An investigation ensued, after which Monte was fired. He stayed unemployed for seven months and thirteen days (not that he was counting). After a lengthy court battle, he was reinstated with all his back pay and benefits. Countless witnesses paraded through the hearing telling stories of pranks and practical jokes involving firearms. Ironically, when he came back to work, Monte regained his hero status. He did some time in the Internal Affairs Bureau, then was promoted to Sergeant. He is today, a valued member of the Lakeland Police Department. What a tragedy it would have been to deprive the citizens of his hero's experience and dedicated service.
Tom Brown and I would ride around on the midnight shift, unlocking the Remington 870 12 gauge shotgun, and tipping it forward from its dash mount. Which ever one of us was riding in the passenger's side would stick the shotgun barrel in their mouth and ride until we could pull up next to an unsuspecting motorist. The driver would then yell "Get away, or the cop gets it." People must have thought we were crazy.
All of us used to carry around a box of 140 grain, semi-jacketed, hollow pint, .38 special bullets, identical to the ones the Police Department issued, just in case you had to fire a few rounds. This day and age, carrying extra ammo is strictly forbidden.
One midnight shift, around 3:00 in the morning, a call for a backup went out from Officer George Kistner. George was a seasoned veteran who rarely got himself into anything he couldn't get out of. He asked for units to be dispatched to him on the north side of Tigers Stadium. We raced to help as usual. When we got there, George had cornered a wild pig.
The nearly 400 pound boar had apparently wandered out of the wooded near Lake Parker. When we got enough guys to surround the animal, we closed in and the huge pig was shot with our service revolvers. We picked the beast up, and loaded him into the trunk of Sergeant Pete Petersen's car. We took him to Pete's house and hung him up in a tree. The unfortunate animal was skinned and put into Pete's freezer, where he later became the guest of honor at yet another choir practice.
Gary "G.W." Fallin used to hunt rabbits with his duty gun on the midnight shift, and I can think of at least one deer that was shot with a riot gun near Lakeland Hills Boulevard.
The "nutty" gun lobby in this country is of the opinion that they would like to disarm the public and have the police who are the "professional" gun handlers, protect them. It's not that we don't have respect for guns, we do. We just understand that a gun is an inanimate object that is just a necessary tool for doing the job we've chosen.
I am sure that this chapter will shock a good number of people. Nobody has a sense of humor anymore. You see, people who day after day deal with a steady adrenaline drip have to reach for a little more dangerous form of recreation, such as skydiving, motorcycling or "barrel-swallowing."

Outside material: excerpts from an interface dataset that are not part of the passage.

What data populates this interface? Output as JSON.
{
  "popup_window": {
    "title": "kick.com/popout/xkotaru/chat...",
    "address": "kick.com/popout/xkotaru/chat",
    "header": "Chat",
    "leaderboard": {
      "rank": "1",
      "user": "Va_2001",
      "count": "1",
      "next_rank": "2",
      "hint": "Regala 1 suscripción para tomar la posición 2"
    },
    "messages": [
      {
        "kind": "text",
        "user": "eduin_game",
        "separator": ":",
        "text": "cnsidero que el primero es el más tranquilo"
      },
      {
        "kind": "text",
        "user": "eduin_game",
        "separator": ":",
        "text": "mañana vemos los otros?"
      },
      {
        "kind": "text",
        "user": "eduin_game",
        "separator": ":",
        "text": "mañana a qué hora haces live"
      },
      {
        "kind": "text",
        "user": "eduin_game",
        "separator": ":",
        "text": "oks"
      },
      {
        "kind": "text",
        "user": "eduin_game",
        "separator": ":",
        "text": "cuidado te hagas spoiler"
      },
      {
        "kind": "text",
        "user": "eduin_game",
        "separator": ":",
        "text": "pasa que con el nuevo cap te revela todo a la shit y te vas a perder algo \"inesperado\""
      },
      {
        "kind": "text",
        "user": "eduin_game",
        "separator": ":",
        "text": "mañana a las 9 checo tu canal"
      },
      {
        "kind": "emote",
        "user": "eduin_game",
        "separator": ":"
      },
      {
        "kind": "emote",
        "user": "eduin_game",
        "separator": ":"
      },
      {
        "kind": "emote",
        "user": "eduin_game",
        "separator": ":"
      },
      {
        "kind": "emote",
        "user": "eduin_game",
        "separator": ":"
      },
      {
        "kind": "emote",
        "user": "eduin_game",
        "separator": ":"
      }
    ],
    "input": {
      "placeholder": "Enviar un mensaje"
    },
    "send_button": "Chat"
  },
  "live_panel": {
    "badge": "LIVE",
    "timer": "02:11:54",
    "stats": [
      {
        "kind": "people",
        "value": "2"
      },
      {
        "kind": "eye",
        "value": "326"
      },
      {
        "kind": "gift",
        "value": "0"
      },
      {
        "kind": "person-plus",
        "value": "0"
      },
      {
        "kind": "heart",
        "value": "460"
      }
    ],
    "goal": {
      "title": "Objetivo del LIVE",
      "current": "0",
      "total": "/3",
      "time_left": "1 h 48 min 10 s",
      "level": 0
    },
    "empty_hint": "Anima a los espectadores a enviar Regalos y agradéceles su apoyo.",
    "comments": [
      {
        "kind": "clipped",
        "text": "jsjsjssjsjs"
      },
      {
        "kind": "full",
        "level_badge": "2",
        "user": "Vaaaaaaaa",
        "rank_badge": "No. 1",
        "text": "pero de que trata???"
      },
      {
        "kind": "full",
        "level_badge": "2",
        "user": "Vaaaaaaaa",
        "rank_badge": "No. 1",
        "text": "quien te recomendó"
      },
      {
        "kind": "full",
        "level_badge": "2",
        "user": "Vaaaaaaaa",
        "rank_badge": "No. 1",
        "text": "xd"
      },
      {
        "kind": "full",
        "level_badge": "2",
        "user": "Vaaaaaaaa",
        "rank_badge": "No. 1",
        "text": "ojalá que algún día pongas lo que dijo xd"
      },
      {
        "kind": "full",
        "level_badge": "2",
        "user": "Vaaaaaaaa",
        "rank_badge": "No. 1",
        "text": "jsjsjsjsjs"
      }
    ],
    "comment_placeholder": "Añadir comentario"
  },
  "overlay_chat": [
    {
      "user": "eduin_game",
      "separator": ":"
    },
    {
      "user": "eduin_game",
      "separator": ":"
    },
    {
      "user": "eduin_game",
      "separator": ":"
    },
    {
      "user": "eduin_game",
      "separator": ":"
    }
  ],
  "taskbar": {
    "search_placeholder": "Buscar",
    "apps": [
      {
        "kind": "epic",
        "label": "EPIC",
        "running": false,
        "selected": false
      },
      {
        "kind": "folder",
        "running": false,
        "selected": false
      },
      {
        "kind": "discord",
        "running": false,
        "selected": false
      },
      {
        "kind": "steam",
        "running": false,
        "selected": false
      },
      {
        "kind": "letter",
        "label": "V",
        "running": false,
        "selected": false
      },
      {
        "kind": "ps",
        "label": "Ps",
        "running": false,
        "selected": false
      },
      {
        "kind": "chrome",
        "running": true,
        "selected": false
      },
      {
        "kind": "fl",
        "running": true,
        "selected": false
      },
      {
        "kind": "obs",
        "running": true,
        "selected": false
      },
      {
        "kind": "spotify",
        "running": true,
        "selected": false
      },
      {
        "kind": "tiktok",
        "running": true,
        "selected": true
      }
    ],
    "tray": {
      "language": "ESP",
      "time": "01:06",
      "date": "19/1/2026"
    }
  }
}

I've seen service revolvers used to pistol whip suspects, and I've seen them used to hammer in nails to hang up pictures, I've seen them used for paper weights, and decorations. They're just tools.